Write every entry out again with no changes, and leave the images behind.

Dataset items

= Beginning of Section =

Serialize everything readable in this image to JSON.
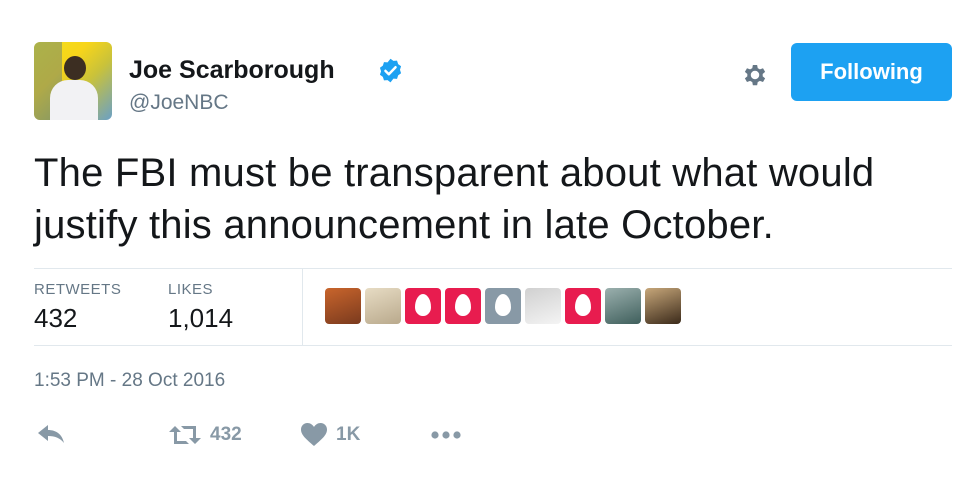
{
  "author": {
    "name": "Joe Scarborough",
    "handle": "@JoeNBC",
    "verified": true
  },
  "follow_button": {
    "label": "Following",
    "color": "#1da1f2"
  },
  "tweet": {
    "text": "The FBI must be transparent about what would justify this announcement in late October.",
    "timestamp": "1:53 PM - 28 Oct 2016"
  },
  "stats": {
    "retweets_label": "RETWEETS",
    "retweets_value": "432",
    "likes_label": "LIKES",
    "likes_value": "1,014"
  },
  "liked_by": [
    {
      "type": "photo",
      "colors": [
        "#7a3a1e",
        "#c9652c"
      ]
    },
    {
      "type": "photo",
      "colors": [
        "#b9a98c",
        "#e7dcc4"
      ]
    },
    {
      "type": "egg",
      "color": "#e81c4f"
    },
    {
      "type": "egg",
      "color": "#e81c4f"
    },
    {
      "type": "egg",
      "color": "#8899a6"
    },
    {
      "type": "photo",
      "colors": [
        "#f4f4f4",
        "#d0d0d0"
      ]
    },
    {
      "type": "egg",
      "color": "#e81c4f"
    },
    {
      "type": "photo",
      "colors": [
        "#3f5f5c",
        "#9bb0ae"
      ]
    },
    {
      "type": "photo",
      "colors": [
        "#3b2a1a",
        "#c7a77a"
      ]
    }
  ],
  "actions": {
    "reply_icon": "reply-icon",
    "retweet_count": "432",
    "like_count": "1K",
    "more_icon": "more-icon"
  },
  "colors": {
    "secondary_text": "#657786",
    "icon_gray": "#8899a6",
    "verified_blue": "#1da1f2"
  }
}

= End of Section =

**Answer section:**
Serialize everything readable in this image to JSON.
{
  "author": {
    "name": "Joe Scarborough",
    "handle": "@JoeNBC",
    "verified": true
  },
  "follow_button": {
    "label": "Following",
    "color": "#1da1f2"
  },
  "tweet": {
    "text": "The FBI must be transparent about what would justify this announcement in late October.",
    "timestamp": "1:53 PM - 28 Oct 2016"
  },
  "stats": {
    "retweets_label": "RETWEETS",
    "retweets_value": "432",
    "likes_label": "LIKES",
    "likes_value": "1,014"
  },
  "liked_by": [
    {
      "type": "photo",
      "colors": [
        "#7a3a1e",
        "#c9652c"
      ]
    },
    {
      "type": "photo",
      "colors": [
        "#b9a98c",
        "#e7dcc4"
      ]
    },
    {
      "type": "egg",
      "color": "#e81c4f"
    },
    {
      "type": "egg",
      "color": "#e81c4f"
    },
    {
      "type": "egg",
      "color": "#8899a6"
    },
    {
      "type": "photo",
      "colors": [
        "#f4f4f4",
        "#d0d0d0"
      ]
    },
    {
      "type": "egg",
      "color": "#e81c4f"
    },
    {
      "type": "photo",
      "colors": [
        "#3f5f5c",
        "#9bb0ae"
      ]
    },
    {
      "type": "photo",
      "colors": [
        "#3b2a1a",
        "#c7a77a"
      ]
    }
  ],
  "actions": {
    "reply_icon": "reply-icon",
    "retweet_count": "432",
    "like_count": "1K",
    "more_icon": "more-icon"
  },
  "colors": {
    "secondary_text": "#657786",
    "icon_gray": "#8899a6",
    "verified_blue": "#1da1f2"
  }
}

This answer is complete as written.